▶ _WHAT IS NEEDED_
Select, from the data, each line where "screenshot" occurs.

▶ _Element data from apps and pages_
--------------------
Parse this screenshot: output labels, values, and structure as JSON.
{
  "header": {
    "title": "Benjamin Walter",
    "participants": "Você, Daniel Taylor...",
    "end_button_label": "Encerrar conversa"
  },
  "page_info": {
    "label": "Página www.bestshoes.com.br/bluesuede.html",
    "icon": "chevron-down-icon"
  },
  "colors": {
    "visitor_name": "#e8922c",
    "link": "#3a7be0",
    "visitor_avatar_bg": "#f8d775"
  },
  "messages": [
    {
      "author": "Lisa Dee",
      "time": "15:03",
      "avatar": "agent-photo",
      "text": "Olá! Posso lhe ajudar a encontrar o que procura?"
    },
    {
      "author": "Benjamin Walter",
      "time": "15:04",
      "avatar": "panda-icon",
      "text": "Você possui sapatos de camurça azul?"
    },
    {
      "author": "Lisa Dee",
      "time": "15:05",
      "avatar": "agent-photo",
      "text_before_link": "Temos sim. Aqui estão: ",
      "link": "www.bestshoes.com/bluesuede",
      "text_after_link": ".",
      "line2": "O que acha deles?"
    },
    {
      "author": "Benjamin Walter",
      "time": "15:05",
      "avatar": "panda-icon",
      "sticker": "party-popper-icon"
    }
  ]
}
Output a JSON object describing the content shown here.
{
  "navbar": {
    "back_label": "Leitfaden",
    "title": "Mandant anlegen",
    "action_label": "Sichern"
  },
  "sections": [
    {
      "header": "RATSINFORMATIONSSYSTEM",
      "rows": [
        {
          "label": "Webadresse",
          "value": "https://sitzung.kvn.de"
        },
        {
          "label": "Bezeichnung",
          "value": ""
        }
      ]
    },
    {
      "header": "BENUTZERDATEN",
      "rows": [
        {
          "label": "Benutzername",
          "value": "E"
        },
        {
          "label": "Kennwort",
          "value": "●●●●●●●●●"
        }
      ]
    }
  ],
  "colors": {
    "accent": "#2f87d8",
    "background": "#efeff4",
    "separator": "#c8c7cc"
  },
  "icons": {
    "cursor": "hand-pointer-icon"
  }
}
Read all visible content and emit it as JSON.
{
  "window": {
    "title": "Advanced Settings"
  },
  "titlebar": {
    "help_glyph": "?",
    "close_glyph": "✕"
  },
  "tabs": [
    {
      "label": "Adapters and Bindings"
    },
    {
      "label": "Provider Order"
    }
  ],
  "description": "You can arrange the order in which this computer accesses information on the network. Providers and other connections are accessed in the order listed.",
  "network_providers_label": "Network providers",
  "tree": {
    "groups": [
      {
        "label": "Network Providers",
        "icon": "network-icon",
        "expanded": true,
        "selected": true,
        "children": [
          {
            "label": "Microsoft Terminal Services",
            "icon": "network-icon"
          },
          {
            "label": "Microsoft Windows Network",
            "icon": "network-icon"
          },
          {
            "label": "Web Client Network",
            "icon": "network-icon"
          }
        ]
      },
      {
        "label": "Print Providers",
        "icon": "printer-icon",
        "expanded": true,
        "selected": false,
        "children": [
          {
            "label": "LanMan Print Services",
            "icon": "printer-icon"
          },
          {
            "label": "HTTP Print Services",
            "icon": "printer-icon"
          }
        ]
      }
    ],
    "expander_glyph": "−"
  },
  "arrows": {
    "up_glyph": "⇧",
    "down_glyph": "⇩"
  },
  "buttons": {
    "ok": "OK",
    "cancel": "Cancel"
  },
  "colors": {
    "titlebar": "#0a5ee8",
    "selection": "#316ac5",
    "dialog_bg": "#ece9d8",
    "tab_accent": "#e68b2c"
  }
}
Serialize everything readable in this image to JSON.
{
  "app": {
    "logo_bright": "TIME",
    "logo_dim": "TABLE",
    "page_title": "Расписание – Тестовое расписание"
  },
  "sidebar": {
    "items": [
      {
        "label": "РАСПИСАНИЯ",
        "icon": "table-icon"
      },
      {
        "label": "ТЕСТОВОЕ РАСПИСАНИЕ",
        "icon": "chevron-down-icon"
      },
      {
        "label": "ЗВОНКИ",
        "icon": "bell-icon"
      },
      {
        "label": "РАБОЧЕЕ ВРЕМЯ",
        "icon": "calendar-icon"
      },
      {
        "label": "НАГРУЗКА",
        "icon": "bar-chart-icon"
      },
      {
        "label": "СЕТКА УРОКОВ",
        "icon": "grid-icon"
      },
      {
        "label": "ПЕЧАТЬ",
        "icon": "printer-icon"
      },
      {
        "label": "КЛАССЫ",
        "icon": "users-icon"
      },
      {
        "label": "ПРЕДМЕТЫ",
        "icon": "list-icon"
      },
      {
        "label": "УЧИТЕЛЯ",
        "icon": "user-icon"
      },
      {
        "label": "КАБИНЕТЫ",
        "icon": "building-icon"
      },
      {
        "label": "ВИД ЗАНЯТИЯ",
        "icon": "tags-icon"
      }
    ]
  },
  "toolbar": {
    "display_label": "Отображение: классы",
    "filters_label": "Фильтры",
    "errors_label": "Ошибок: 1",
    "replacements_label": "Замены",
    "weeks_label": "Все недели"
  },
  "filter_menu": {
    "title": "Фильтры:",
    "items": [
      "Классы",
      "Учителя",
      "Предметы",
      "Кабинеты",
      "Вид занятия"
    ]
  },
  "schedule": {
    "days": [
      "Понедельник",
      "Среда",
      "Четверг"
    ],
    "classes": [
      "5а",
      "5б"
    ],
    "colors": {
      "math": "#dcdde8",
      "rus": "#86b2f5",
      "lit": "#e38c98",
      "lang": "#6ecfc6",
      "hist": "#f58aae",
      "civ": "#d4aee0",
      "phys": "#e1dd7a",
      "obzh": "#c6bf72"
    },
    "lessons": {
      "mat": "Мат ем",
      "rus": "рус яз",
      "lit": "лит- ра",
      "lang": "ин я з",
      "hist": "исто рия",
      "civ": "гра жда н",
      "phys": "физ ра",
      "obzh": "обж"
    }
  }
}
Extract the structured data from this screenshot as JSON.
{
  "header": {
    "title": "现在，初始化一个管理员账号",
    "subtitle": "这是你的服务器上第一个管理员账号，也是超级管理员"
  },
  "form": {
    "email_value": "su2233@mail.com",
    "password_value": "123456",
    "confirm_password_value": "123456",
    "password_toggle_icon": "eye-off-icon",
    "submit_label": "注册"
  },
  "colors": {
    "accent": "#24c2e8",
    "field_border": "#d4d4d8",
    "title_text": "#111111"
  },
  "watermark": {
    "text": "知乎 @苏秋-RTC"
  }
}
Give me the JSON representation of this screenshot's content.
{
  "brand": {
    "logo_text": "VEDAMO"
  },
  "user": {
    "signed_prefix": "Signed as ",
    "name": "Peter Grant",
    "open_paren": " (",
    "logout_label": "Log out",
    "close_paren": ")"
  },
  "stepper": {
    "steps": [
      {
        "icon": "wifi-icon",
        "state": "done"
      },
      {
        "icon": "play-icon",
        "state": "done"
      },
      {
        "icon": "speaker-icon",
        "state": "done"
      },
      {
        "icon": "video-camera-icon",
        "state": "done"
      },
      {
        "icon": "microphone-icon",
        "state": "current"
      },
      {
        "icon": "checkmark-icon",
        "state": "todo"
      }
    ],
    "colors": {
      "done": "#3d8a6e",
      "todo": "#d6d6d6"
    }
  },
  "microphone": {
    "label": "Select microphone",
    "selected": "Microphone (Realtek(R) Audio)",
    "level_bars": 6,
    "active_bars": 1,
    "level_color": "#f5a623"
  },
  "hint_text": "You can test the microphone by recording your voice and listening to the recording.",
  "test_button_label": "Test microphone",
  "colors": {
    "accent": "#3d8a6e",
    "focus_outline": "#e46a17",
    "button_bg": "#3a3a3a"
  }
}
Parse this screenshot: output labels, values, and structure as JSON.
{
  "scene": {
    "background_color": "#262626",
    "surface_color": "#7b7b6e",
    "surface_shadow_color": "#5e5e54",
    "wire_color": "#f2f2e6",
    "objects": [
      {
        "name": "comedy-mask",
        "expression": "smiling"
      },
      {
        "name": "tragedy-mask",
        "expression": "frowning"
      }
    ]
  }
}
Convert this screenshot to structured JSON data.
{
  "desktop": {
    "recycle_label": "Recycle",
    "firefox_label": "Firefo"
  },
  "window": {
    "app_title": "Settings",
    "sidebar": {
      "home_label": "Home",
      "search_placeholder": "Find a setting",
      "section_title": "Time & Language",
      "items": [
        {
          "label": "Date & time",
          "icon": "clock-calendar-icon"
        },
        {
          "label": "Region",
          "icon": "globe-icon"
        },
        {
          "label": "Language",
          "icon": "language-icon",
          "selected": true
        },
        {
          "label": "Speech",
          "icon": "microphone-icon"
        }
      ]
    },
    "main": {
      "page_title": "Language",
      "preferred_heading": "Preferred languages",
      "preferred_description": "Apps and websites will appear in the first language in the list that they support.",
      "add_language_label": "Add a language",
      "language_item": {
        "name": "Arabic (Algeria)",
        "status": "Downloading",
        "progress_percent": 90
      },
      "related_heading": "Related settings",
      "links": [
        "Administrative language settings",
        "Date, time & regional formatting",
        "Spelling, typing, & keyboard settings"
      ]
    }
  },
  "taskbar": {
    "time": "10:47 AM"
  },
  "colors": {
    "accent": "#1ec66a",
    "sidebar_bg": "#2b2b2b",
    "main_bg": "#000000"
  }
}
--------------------
▶ _REPLY_
Parse this screenshot: output labels, values, and structure as JSON.
Extract the structured data from this screenshot as JSON.
Give me the JSON representation of this screenshot's content.
Parse this screenshot: output labels, values, and structure as JSON.
Convert this screenshot to structured JSON data.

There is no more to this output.